It is the right of the people to peacefully oppose any projects in the name of ecology and environment but it is more difficult to fight for devolution of constitutionally guaranteed rights of the people. Goans have completely failed the constitution because they have tamely surrendered their constitutional duties and rights. The forefathers of the same Goans were much more dynamic and enterprising during the short period of the Portuguese republic (1910-1927).

If central schemes are not implemented and the sanctioned funds remain unutilised then no cabinet minister offers an apology to the people and the government feels nothing about such inefficiency. During every election campaign, political parties derive tremendous advantage by exploiting the ignorance of the voters about the constitution and their fundamental rights. Comprehensive land reforms are a major constitutional objective. But the powerful economic and political interests wound up the land reforms agenda in Goa after 1973. The constitution doesn’t permit leakage of state revenue. But here neither the CM nor his revenue minister has any answer why Goa still remains the only state in India without any income from ‘land revenue tax’ the most ancient form of tax on productive land. The loss is Rs 100 crores per year and the cumulative arrears would exceed Rs 1500 crore since 1988. All it needs is a fresh notification fixing the new, reasonable land tax rates in consultation with all stakeholders and giving back the collectors their basic duty of collecting “land revenue tax”.

Coming to inclusion of the official language of Goa, Konkani in the 8th schedule of the constitution, Goans have made a mockery of this decision by not being serious on two important issues – the first is compulsory publication of official gazette of the state in official language Konkani, then on par with all south Indian states which print their acts in official language, print and issue Konkani translations of all the state acts. Both these issues have been pending since 1987.

The price of even available printed government acts has been made prohibitive to keep these out of the reach of common citizens. Majority of the village panchayats don’t even have a printed copy of the relevant acts. The present panic of the government over the Goa Lokayukta act was expected. No doubt some amendments were logical but others were not expected and none other than former Chief Justice of Allahabad High Court, ex MLA Ferdino Rebello was compelled to comment on the proposed amendments. He gave sound advice to the government to repeal the act made totally toothless by the damaging amendments. With exceptional enthusiasm, the government also wound-up a much required Goa State Law Commission.
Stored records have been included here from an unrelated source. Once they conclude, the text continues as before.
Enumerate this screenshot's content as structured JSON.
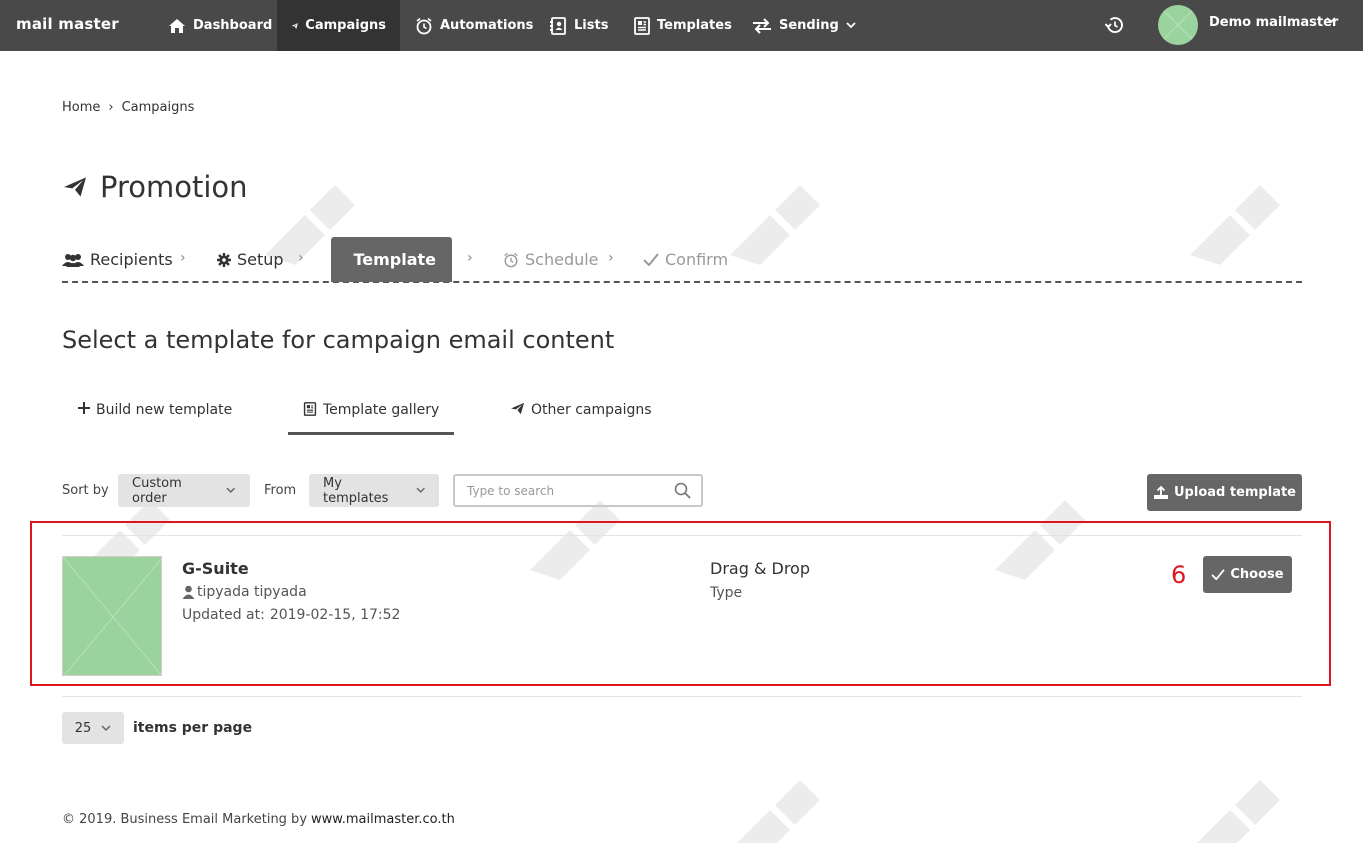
{
  "app": {
    "logo": "mail master"
  },
  "nav": {
    "items": [
      {
        "label": "Dashboard",
        "icon": "home-icon"
      },
      {
        "label": "Campaigns",
        "icon": "paper-plane-icon",
        "active": true
      },
      {
        "label": "Automations",
        "icon": "alarm-clock-icon"
      },
      {
        "label": "Lists",
        "icon": "contacts-book-icon"
      },
      {
        "label": "Templates",
        "icon": "newspaper-icon"
      },
      {
        "label": "Sending",
        "icon": "exchange-arrows-icon",
        "has_caret": true
      }
    ],
    "user_name": "Demo mailmaster"
  },
  "breadcrumb": {
    "home": "Home",
    "separator": "›",
    "current": "Campaigns"
  },
  "page": {
    "title": "Promotion"
  },
  "steps": [
    {
      "label": "Recipients",
      "state": "done"
    },
    {
      "label": "Setup",
      "state": "done"
    },
    {
      "label": "Template",
      "state": "active"
    },
    {
      "label": "Schedule",
      "state": "pending"
    },
    {
      "label": "Confirm",
      "state": "pending"
    }
  ],
  "step_separator": "›",
  "section": {
    "title": "Select a template for campaign email content"
  },
  "tabs": [
    {
      "label": "Build new template",
      "icon": "plus-icon"
    },
    {
      "label": "Template gallery",
      "icon": "newspaper-icon",
      "active": true
    },
    {
      "label": "Other campaigns",
      "icon": "paper-plane-icon"
    }
  ],
  "filters": {
    "sort_label": "Sort by",
    "sort_value": "Custom order",
    "from_label": "From",
    "from_value": "My templates",
    "search_placeholder": "Type to search",
    "upload_label": "Upload template"
  },
  "templates": [
    {
      "name": "G-Suite",
      "author": "tipyada tipyada",
      "updated_label": "Updated at:",
      "updated_value": "2019-02-15, 17:52",
      "type_value": "Drag & Drop",
      "type_label": "Type",
      "choose_label": "Choose"
    }
  ],
  "annotation": {
    "number": "6",
    "color": "#e0141e"
  },
  "pagination": {
    "per_page_value": "25",
    "per_page_label": "items per page"
  },
  "footer": {
    "text": "© 2019. Business Email Marketing by",
    "link": "www.mailmaster.co.th"
  },
  "colors": {
    "nav_bg": "#494949",
    "nav_active": "#333333",
    "button": "#666666",
    "thumb": "#9ad39e"
  }
}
In India’s wealthiest and most literate state Goans have failed the republic because there are several villages without facilities for cremation and burial. It is easy to acquire land for playgrounds but not for common crematoria and burial places. Every year there are dozens of cases where permission to perform final rites are refused by the local people to certain individuals. This is a perfect example of how Goans have failed the republic. They still lack the maturity to stand up fearlessly and ask the right questions based on the constitution to those who seek their votes. After victory, the rulers get a licence to rule with remarkable arrogance for five years – all in the name of the same constitution. We need to see what 12 lakh voters of Goa do in the next assembly elections to salvage the spirit of the lost republic. Happy 72nd Republic Day.